Your assignment:
A copy is needed of each line in the records that has the word "data".

Provided entries:
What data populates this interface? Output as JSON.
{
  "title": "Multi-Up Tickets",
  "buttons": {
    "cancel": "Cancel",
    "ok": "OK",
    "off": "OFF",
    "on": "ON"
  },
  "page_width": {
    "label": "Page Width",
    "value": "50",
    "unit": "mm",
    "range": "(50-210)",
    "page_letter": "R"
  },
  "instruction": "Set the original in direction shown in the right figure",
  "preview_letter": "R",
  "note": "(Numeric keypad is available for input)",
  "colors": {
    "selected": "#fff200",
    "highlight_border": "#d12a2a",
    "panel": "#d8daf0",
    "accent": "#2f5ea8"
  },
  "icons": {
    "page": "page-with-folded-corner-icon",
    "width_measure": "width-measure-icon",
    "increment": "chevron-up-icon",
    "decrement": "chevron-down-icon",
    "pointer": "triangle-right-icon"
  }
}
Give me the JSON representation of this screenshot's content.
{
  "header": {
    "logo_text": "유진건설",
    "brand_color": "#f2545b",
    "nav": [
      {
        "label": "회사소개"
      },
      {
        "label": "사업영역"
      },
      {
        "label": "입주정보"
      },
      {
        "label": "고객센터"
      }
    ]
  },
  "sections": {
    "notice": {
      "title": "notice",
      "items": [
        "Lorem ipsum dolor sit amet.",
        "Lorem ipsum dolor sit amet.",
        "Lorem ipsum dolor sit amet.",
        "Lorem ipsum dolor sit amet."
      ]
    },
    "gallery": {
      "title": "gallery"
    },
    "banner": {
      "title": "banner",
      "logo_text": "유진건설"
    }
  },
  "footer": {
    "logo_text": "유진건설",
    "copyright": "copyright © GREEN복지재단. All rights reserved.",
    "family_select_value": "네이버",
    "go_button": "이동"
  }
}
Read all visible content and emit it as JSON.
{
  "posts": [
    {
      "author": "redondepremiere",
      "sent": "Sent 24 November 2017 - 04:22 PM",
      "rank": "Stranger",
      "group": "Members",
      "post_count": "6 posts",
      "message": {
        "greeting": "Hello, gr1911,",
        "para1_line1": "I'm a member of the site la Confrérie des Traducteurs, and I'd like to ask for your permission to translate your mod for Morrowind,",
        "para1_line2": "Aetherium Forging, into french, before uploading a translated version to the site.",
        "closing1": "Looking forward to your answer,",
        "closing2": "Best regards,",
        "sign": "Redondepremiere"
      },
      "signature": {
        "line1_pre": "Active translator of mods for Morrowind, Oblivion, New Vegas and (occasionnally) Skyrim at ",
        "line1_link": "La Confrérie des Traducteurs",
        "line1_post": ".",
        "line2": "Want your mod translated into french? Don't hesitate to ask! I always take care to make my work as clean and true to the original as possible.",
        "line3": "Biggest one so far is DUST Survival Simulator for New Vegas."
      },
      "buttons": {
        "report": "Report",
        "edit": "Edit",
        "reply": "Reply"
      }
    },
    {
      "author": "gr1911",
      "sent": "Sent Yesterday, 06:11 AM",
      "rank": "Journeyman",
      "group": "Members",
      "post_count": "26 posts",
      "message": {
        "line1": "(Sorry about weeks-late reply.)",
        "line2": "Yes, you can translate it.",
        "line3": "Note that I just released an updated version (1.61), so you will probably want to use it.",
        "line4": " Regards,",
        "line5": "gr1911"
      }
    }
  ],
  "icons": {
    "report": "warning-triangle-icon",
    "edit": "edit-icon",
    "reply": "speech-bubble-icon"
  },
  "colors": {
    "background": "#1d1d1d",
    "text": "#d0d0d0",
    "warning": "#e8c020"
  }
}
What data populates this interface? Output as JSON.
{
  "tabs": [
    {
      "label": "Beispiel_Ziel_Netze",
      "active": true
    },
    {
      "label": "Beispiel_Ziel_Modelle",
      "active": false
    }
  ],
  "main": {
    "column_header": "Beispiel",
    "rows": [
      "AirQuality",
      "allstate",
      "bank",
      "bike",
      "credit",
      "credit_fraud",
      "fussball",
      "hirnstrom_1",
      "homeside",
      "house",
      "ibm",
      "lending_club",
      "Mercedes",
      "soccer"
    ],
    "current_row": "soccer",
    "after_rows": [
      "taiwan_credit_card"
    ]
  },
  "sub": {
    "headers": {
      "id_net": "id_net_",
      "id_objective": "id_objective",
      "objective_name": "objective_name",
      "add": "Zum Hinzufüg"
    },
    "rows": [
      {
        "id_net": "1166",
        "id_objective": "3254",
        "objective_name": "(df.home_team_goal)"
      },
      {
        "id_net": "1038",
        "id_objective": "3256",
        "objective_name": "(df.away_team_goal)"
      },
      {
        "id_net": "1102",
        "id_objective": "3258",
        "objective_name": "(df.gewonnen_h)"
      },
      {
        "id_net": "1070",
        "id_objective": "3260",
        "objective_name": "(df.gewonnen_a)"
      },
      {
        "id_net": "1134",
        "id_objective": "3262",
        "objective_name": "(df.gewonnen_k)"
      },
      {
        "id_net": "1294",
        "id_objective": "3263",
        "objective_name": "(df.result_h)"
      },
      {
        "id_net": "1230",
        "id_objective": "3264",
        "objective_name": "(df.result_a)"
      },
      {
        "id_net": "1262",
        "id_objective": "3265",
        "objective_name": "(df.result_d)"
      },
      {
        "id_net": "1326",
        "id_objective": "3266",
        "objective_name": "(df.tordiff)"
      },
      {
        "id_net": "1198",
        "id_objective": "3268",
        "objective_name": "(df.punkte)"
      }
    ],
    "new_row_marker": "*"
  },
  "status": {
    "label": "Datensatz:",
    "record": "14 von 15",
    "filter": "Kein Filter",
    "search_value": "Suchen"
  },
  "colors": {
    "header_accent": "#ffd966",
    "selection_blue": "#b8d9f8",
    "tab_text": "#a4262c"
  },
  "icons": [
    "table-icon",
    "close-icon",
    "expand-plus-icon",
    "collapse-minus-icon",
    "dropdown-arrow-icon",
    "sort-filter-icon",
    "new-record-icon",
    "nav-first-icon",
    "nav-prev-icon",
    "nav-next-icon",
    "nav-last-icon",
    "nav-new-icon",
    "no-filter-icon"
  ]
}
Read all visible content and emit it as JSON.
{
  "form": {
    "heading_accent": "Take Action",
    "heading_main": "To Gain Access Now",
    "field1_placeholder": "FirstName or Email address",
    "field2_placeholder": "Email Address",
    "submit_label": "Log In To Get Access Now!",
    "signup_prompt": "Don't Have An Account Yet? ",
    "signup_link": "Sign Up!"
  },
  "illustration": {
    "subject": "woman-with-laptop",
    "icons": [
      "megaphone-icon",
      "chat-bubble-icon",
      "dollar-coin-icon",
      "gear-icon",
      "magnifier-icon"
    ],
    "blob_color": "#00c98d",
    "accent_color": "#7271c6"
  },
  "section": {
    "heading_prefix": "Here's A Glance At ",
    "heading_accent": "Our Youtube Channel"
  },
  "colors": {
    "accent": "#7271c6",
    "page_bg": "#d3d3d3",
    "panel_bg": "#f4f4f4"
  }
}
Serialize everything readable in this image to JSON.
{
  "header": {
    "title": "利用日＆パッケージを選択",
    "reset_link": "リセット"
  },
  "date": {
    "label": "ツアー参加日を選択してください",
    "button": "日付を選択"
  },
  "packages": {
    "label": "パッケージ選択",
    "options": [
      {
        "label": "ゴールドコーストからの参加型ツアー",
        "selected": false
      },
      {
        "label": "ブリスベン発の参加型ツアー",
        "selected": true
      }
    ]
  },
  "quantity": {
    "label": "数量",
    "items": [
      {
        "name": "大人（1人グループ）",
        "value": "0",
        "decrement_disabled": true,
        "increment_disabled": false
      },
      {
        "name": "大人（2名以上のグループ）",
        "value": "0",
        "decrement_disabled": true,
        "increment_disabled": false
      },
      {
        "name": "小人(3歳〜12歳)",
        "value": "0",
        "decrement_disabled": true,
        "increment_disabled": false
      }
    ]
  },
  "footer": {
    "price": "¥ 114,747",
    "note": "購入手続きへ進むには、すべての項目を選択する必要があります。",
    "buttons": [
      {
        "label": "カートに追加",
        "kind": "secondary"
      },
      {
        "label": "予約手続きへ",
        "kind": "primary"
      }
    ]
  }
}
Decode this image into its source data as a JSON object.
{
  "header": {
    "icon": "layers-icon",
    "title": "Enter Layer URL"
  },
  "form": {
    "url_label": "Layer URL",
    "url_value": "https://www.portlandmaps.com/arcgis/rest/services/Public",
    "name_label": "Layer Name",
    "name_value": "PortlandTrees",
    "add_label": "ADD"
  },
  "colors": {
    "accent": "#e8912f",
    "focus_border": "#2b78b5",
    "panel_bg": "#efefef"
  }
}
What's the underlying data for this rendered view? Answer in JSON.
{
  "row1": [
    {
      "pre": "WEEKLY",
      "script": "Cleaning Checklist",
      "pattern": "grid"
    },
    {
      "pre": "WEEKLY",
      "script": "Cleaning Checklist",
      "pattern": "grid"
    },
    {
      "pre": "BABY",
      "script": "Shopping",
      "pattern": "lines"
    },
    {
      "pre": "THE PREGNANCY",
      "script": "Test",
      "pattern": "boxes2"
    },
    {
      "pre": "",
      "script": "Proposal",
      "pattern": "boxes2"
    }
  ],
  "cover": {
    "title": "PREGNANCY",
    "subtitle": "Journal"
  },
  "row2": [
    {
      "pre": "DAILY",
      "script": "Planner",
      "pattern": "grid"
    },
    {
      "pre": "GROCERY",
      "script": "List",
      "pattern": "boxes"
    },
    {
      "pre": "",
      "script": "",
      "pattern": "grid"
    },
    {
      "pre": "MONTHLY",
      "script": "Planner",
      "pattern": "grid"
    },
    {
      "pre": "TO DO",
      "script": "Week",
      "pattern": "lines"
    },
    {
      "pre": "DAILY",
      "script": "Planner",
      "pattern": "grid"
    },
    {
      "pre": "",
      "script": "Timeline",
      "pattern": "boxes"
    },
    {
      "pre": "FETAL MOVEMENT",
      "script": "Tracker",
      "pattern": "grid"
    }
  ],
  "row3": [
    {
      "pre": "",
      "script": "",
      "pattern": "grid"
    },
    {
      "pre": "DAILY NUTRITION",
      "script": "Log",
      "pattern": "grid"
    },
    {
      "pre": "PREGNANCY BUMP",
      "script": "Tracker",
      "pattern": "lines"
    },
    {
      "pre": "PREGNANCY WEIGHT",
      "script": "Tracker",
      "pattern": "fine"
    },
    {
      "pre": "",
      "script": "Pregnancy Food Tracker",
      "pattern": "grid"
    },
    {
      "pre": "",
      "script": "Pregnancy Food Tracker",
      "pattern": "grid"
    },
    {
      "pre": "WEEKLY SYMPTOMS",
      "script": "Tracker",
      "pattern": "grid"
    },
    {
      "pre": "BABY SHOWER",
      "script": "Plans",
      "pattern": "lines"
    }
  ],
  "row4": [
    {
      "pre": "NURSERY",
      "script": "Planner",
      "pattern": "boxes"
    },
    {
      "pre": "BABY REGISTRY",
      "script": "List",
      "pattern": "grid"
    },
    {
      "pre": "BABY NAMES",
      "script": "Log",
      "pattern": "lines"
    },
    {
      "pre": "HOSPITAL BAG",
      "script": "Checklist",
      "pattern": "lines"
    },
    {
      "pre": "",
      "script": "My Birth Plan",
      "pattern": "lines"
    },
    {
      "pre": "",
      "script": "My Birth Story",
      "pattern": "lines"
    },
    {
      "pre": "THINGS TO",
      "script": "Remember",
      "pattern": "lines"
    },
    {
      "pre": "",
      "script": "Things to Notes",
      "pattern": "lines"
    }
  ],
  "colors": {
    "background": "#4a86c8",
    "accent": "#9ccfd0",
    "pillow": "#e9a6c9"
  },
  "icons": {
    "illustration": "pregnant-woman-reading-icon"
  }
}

Response to this exercise:
What data populates this interface? Output as JSON.
What data populates this interface? Output as JSON.
Decode this image into its source data as a JSON object.
What's the underlying data for this rendered view? Answer in JSON.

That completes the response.